Maybe the project should include moment.js or another date parsing library for the pubdate parsing. There's a lot of feeds where the various date entries (dc:date, pubdate, etc.) just aren't detected correctly and thus return a null. I ran into this example last night:
The date is formatted like:
As a workaround now, when I see a null, I dive into the meta object and see if moment.js can parse the date and it seems to be working well enough, but it should probably be in your library directly.
Thanks, Russ. I'm on the fence about this. I have this personal reaction, "If the publisher can't be bothered to publish valid data, then wtf do I care?!" But, feedparser is a library, not my application, so I can see where being more liberal in what we receive is the way to go here. If I can simply plug in moment.js and have "slightly invalid" dates work (such as in your example feed), then I'm cool with that. SimplePie's script is ridiculous, though.
At the least, in these edge cases, it seems best to not throw away original data in case somebody wants it.
Just to get some real numbers, I went through the 14,178 feeds I have right now and only 149 of them returned null in the pubdate. Rechecking those feeds gave me only a handful that were badly formatted, the rest are just non-existant.
So sorry - it doesn't seem to be as big of a deal as I initially thought. I ran into the spinner.ca thing early and assumed it would be more common, but it doesn't look that way. I don't think it's a an issue any more.

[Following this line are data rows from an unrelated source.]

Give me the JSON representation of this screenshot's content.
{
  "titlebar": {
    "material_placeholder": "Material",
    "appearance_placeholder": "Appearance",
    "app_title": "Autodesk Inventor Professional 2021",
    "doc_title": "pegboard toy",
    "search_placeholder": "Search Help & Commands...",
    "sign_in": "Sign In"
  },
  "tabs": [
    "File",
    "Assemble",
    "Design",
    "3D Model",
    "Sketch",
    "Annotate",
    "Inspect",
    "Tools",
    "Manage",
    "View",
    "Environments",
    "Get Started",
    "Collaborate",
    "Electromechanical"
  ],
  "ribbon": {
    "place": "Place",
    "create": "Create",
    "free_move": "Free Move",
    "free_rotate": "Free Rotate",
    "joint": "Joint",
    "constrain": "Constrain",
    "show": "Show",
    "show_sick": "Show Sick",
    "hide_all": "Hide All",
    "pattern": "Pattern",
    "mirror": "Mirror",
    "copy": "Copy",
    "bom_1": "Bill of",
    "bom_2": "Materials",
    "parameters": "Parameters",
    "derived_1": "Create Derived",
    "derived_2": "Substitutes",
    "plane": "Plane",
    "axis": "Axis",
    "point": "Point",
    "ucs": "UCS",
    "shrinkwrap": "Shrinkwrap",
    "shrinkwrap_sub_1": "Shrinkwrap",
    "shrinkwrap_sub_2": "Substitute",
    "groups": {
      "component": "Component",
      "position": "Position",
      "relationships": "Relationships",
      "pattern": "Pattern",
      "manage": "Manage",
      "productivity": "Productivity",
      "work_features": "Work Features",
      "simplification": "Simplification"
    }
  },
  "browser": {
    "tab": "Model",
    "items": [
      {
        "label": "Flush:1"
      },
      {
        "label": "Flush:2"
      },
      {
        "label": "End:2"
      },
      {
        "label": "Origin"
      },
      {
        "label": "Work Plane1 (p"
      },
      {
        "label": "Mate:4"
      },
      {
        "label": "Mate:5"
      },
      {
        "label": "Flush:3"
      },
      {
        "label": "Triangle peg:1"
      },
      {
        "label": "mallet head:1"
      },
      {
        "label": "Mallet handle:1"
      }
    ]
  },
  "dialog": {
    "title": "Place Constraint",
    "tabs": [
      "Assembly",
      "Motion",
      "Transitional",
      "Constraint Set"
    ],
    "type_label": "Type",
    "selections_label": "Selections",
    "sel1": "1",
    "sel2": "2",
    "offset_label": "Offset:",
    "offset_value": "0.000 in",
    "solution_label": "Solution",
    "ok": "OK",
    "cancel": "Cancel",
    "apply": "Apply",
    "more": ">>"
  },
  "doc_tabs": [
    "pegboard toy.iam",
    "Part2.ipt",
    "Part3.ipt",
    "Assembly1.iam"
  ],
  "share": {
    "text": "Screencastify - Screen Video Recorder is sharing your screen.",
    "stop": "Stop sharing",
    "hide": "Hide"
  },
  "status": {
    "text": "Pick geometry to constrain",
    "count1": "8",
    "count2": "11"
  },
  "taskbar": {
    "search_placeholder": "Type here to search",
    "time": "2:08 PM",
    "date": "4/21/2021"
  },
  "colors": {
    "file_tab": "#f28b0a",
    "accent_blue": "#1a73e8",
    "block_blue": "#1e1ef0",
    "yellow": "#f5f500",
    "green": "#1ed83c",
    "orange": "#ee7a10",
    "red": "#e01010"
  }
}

@russellbeattie Russ, thanks for following up. I still wouldn't object if moment could make the date parsing more reliable.
@rdbcci The original data is always in the un-normalized property. For example, with an Atom 1.0 feed, each post's "pubdate" property would have the normalized Date object (unless it cannot be parsed), and the "atom:published" property would retain whatever string was in the feed.